Ikat is an old craft that can be dated back to the 7th century. Its origins are uncertain given the historic signature patterns found in many countries across the world. In Cambodia, Indonesia, Thailand, Myanmar and others, Ikat exists in 3 different weave styles – warp ikat, weft ikat and double ikat.
The word ‘Ikat’ comes from the Malaysian-Indonesian word ‘mengikat’ which means ‘to bind’ or ‘to tie’. After the thread yarn is washed, it is spread on a wooden frame to check the consistency of the fabric. The yarn is then marked on and layered together precisely to tie for the dyeing process. This process defines the accuracy of the patterns that will finally shine on the fabric. Once dyed, these yarn are laid on the loom to form the Ikat cloth.
The resist-dyeing technique that creates diamonds, triangles, flowers, animals, and motifs from the history of the locals, Ikat uses high contrasts in the dyed colors and is mostly a cotton, silk or wool weave.

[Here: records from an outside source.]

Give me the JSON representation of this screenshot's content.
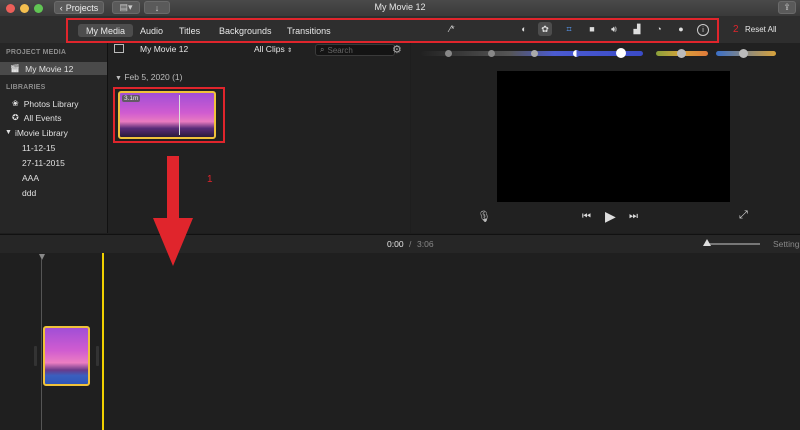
{
  "window": {
    "title": "My Movie 12",
    "projects_button": "Projects",
    "traffic_lights": [
      "#ec5f59",
      "#f4bf4f",
      "#61c554"
    ]
  },
  "toolbar": {
    "tabs": [
      {
        "label": "My Media",
        "active": true
      },
      {
        "label": "Audio",
        "active": false
      },
      {
        "label": "Titles",
        "active": false
      },
      {
        "label": "Backgrounds",
        "active": false
      },
      {
        "label": "Transitions",
        "active": false
      }
    ],
    "reset_all": "Reset All",
    "icons": [
      "magic-wand",
      "color-balance",
      "color-correction",
      "crop",
      "stabilization",
      "volume",
      "noise-reduction-equalizer",
      "speed",
      "clip-filter",
      "clip-info"
    ]
  },
  "annotations": {
    "label_1": "1",
    "label_2": "2",
    "color": "#e0252c"
  },
  "sidebar": {
    "project_media_header": "PROJECT MEDIA",
    "project_item": "My Movie 12",
    "libraries_header": "LIBRARIES",
    "items": [
      {
        "label": "Photos Library",
        "icon": "photos-icon"
      },
      {
        "label": "All Events",
        "icon": "star-icon"
      },
      {
        "label": "iMovie Library",
        "icon": "disclosure-icon"
      },
      {
        "label": "11-12-15"
      },
      {
        "label": "27-11-2015"
      },
      {
        "label": "AAA"
      },
      {
        "label": "ddd"
      }
    ]
  },
  "browser": {
    "title": "My Movie 12",
    "filter": "All Clips",
    "search_placeholder": "Search",
    "date_group": "Feb 5, 2020",
    "group_count": "(1)",
    "clip_duration": "3.1m"
  },
  "timeline": {
    "current_time": "0:00",
    "separator": "/",
    "total_time": "3:06",
    "settings": "Settings"
  },
  "colors": {
    "accent": "#f0c23a",
    "slider_blue": "#4b5bd1",
    "slider_orange": "#d8a23a",
    "slider_green": "#8aa13a"
  }
}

In India, Ikat comes as Telia Rumaal, Pochampalli, Sambalpuri, Patan Patola, Puttapaka and more. The beauty of a handwoven Ikat is that no fabric is the same as another. A different combination of colors, a new pattern and with the hand of every artisan involved in the process of Ikat, this weave is one-of-a-kind in itself.